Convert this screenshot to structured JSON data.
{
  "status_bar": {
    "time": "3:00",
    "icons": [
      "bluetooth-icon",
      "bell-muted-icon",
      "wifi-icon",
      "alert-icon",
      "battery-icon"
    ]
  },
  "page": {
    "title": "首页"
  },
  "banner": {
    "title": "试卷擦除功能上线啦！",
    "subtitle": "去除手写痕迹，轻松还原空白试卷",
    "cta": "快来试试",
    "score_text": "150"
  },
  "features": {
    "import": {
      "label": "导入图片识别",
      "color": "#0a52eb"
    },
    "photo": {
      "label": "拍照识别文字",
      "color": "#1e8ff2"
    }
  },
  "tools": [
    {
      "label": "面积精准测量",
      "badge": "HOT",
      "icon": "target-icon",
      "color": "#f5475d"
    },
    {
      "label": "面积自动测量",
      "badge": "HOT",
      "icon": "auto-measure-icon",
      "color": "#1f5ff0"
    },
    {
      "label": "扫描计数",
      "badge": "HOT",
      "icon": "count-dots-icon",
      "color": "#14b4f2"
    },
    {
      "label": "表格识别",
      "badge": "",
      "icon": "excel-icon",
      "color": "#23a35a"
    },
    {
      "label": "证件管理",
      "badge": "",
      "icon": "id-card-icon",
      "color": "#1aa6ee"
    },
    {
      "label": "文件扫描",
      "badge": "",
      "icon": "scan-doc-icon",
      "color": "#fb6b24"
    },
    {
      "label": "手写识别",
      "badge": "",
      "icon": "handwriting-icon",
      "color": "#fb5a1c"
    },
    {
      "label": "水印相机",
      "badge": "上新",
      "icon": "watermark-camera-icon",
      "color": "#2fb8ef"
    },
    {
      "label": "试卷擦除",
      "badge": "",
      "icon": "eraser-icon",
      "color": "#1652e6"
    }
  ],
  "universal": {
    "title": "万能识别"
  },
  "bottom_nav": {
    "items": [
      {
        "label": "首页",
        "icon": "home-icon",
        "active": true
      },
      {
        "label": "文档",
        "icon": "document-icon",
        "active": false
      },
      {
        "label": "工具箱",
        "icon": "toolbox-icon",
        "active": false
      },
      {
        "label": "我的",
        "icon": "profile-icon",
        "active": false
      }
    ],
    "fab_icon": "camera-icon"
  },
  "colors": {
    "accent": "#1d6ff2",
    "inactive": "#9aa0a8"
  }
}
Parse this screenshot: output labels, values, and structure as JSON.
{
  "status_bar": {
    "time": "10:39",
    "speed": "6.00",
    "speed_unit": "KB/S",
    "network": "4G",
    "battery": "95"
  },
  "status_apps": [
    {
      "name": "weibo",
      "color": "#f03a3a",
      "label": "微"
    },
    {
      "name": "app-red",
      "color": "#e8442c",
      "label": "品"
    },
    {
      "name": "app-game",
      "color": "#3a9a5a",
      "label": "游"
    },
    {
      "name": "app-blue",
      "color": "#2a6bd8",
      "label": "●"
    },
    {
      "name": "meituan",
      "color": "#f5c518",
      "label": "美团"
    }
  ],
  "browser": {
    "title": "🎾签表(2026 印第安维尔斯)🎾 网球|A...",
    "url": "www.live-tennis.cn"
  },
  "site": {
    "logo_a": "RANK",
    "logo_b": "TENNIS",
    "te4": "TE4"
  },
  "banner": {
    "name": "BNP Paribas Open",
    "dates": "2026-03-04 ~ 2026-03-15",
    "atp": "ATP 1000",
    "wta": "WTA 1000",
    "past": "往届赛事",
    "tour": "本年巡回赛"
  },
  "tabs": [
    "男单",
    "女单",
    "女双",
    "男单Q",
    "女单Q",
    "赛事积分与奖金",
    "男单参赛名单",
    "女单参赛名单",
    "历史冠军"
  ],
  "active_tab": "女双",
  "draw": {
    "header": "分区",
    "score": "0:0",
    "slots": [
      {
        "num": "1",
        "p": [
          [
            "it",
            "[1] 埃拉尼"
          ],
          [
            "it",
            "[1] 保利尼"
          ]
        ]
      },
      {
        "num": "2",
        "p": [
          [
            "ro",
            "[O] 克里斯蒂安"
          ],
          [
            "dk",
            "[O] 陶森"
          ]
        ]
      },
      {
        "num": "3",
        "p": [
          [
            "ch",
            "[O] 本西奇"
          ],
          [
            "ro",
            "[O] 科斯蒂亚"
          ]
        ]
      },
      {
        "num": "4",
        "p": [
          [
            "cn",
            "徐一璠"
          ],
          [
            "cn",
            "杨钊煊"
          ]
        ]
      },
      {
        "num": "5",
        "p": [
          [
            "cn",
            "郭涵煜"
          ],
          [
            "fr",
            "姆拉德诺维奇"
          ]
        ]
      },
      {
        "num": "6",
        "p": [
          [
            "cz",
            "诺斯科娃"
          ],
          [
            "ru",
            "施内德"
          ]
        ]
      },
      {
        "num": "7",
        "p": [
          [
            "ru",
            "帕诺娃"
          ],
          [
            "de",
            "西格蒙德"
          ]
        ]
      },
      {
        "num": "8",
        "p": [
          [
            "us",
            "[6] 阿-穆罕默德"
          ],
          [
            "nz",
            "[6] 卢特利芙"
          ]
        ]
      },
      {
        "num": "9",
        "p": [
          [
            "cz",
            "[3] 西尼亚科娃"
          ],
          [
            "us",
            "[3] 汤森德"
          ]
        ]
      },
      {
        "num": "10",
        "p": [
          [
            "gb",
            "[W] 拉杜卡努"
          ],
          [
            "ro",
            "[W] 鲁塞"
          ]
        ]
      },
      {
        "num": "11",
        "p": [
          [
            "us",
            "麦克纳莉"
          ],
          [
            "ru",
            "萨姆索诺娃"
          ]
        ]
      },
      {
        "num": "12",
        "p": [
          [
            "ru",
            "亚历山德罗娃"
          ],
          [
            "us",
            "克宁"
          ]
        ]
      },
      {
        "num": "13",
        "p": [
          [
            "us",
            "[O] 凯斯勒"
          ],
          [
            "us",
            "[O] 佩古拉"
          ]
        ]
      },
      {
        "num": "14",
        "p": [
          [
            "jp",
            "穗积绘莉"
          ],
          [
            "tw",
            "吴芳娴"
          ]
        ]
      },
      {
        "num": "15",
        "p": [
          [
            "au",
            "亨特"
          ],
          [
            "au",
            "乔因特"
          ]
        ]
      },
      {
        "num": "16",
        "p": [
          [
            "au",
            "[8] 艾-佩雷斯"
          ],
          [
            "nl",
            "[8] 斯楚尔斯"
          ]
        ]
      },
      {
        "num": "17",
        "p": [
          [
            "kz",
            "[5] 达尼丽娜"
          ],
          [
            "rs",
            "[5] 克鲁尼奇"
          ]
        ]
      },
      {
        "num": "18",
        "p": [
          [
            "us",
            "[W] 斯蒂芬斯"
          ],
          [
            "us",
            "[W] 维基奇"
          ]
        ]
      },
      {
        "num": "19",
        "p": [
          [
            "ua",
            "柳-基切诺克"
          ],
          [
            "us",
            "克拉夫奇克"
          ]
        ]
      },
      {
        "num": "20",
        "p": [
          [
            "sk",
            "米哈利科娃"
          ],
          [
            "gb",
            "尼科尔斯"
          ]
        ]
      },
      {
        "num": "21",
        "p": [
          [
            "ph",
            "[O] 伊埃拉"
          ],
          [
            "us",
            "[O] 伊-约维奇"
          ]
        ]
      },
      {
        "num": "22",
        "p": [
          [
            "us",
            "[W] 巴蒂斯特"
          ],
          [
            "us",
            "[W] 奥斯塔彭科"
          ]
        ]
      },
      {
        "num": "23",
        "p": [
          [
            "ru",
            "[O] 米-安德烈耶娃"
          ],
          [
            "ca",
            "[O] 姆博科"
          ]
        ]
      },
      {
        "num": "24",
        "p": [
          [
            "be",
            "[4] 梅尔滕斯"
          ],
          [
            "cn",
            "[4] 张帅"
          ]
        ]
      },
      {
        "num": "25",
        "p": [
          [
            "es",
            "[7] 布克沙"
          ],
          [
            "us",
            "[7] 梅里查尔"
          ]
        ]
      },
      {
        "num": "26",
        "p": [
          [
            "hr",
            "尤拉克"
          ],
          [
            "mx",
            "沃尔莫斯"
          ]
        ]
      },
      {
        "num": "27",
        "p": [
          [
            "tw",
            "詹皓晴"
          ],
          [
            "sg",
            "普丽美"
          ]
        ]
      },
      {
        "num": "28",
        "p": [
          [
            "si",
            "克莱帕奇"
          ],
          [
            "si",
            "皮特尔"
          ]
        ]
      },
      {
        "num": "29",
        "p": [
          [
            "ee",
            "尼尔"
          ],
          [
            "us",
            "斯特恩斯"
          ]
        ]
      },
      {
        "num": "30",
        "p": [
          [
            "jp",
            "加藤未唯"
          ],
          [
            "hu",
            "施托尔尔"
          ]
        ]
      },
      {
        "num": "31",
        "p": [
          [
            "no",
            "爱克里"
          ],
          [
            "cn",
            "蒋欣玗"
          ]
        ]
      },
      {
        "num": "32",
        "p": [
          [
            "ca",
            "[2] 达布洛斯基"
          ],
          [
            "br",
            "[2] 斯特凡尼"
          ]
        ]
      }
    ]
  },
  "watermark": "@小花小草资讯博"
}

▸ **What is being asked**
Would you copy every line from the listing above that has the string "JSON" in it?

▸ **Solution**
Convert this screenshot to structured JSON data.
Parse this screenshot: output labels, values, and structure as JSON.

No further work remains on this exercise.